Activity:
Check each line of the records below for the word "Seilbahnen" and copy those where it appears.

Extracted data entries:
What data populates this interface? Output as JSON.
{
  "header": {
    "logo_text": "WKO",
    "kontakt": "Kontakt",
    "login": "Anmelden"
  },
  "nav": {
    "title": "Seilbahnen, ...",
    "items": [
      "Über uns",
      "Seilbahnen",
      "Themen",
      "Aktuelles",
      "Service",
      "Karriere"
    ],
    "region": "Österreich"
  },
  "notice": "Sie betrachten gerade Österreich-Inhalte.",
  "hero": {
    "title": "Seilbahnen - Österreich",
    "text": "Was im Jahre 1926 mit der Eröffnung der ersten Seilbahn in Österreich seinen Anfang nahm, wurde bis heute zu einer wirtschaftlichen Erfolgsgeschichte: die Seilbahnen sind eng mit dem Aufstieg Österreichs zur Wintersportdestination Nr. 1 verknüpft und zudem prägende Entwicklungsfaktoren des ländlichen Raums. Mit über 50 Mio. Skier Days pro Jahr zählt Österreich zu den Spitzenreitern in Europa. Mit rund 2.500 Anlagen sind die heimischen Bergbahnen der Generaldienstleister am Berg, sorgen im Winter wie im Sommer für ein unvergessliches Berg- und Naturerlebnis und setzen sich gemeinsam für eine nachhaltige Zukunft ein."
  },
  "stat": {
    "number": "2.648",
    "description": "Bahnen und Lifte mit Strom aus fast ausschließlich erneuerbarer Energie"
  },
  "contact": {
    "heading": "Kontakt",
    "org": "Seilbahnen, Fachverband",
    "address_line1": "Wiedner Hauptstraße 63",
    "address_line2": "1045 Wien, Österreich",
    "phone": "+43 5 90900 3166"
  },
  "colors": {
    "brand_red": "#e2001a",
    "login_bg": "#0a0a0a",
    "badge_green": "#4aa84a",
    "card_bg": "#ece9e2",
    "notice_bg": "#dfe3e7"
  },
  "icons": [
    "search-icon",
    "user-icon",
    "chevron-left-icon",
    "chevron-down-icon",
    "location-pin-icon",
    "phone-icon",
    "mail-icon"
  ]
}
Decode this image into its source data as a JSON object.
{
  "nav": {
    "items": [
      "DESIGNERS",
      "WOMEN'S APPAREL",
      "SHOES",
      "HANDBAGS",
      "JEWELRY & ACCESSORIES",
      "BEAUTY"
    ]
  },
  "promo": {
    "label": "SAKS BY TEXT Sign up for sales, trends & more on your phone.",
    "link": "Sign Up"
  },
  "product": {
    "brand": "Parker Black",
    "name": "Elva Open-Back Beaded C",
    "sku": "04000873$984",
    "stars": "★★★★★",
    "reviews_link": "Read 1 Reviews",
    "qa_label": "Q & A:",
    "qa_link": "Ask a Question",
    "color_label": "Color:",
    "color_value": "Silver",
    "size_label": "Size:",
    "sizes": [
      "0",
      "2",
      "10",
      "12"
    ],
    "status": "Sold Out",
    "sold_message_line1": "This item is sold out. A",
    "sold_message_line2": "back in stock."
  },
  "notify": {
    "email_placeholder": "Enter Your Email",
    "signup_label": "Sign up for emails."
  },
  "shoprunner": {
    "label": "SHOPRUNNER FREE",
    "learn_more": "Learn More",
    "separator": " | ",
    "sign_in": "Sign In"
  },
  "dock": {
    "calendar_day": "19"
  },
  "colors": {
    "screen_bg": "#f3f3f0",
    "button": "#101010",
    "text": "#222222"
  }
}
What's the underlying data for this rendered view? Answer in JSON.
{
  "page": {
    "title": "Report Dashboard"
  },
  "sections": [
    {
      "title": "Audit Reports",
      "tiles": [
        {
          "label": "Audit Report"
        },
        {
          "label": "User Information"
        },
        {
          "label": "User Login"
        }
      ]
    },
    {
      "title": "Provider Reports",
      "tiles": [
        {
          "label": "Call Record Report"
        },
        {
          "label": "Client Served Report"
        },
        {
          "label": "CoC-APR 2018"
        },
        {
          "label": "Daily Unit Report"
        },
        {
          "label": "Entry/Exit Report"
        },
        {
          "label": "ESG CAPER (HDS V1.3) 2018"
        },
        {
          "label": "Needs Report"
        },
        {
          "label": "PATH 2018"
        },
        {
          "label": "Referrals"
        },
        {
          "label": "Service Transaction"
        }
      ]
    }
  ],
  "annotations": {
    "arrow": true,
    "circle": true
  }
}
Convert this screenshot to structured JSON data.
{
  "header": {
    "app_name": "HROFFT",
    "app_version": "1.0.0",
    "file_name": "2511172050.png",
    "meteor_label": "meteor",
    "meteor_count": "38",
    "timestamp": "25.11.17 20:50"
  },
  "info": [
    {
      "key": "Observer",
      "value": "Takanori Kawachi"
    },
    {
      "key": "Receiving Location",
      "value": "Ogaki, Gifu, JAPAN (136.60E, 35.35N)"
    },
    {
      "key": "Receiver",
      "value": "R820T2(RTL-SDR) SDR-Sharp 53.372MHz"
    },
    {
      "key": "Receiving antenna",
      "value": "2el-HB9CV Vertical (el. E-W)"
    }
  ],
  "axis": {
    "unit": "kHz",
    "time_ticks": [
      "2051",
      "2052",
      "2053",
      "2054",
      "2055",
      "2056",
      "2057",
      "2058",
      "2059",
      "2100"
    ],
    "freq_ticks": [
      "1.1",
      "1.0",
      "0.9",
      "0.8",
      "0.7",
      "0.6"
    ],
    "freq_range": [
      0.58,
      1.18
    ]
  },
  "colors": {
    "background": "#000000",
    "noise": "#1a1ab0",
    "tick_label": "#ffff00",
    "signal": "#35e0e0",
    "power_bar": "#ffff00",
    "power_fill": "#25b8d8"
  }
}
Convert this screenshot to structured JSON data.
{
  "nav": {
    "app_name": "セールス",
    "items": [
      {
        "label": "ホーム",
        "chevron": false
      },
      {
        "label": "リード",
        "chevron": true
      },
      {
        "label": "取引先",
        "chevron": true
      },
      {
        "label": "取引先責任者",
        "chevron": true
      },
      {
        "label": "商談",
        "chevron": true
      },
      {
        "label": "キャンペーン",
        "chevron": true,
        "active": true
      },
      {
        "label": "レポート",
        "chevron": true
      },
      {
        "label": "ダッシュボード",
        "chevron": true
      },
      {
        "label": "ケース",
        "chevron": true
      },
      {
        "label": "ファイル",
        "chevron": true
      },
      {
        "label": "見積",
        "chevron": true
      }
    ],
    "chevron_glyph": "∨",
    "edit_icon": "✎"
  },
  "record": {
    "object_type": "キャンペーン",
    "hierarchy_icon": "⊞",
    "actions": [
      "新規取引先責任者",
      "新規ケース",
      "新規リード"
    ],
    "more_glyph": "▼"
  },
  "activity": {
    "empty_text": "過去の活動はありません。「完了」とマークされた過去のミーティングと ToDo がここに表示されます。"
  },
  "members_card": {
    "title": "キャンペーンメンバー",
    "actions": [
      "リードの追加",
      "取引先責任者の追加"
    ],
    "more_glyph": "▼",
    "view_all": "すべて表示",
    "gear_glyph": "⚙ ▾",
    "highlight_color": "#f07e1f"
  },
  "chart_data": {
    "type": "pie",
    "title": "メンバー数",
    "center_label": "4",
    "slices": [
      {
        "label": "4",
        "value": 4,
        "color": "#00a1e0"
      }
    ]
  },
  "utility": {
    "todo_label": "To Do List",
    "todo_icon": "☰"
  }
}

Response for this exercise:
    "title": "Seilbahnen, ...",
      "Seilbahnen",
    "title": "Seilbahnen - Österreich",
    "text": "Was im Jahre 1926 mit der Eröffnung der ersten Seilbahn in Österreich seinen Anfang nahm, wurde bis heute zu einer wirtschaftlichen Erfolgsgeschichte: die Seilbahnen sind eng mit dem Aufstieg Österreichs zur Wintersportdestination Nr. 1 verknüpft und zudem prägende Entwicklungsfaktoren des ländlichen Raums. Mit über 50 Mio. Skier Days pro Jahr zählt Österreich zu den Spitzenreitern in Europa. Mit rund 2.500 Anlagen sind die heimischen Bergbahnen der Generaldienstleister am Berg, sorgen im Winter wie im Sommer für ein unvergessliches Berg- und Naturerlebnis und setzen sich gemeinsam für eine nachhaltige Zukunft ein."
    "org": "Seilbahnen, Fachverband",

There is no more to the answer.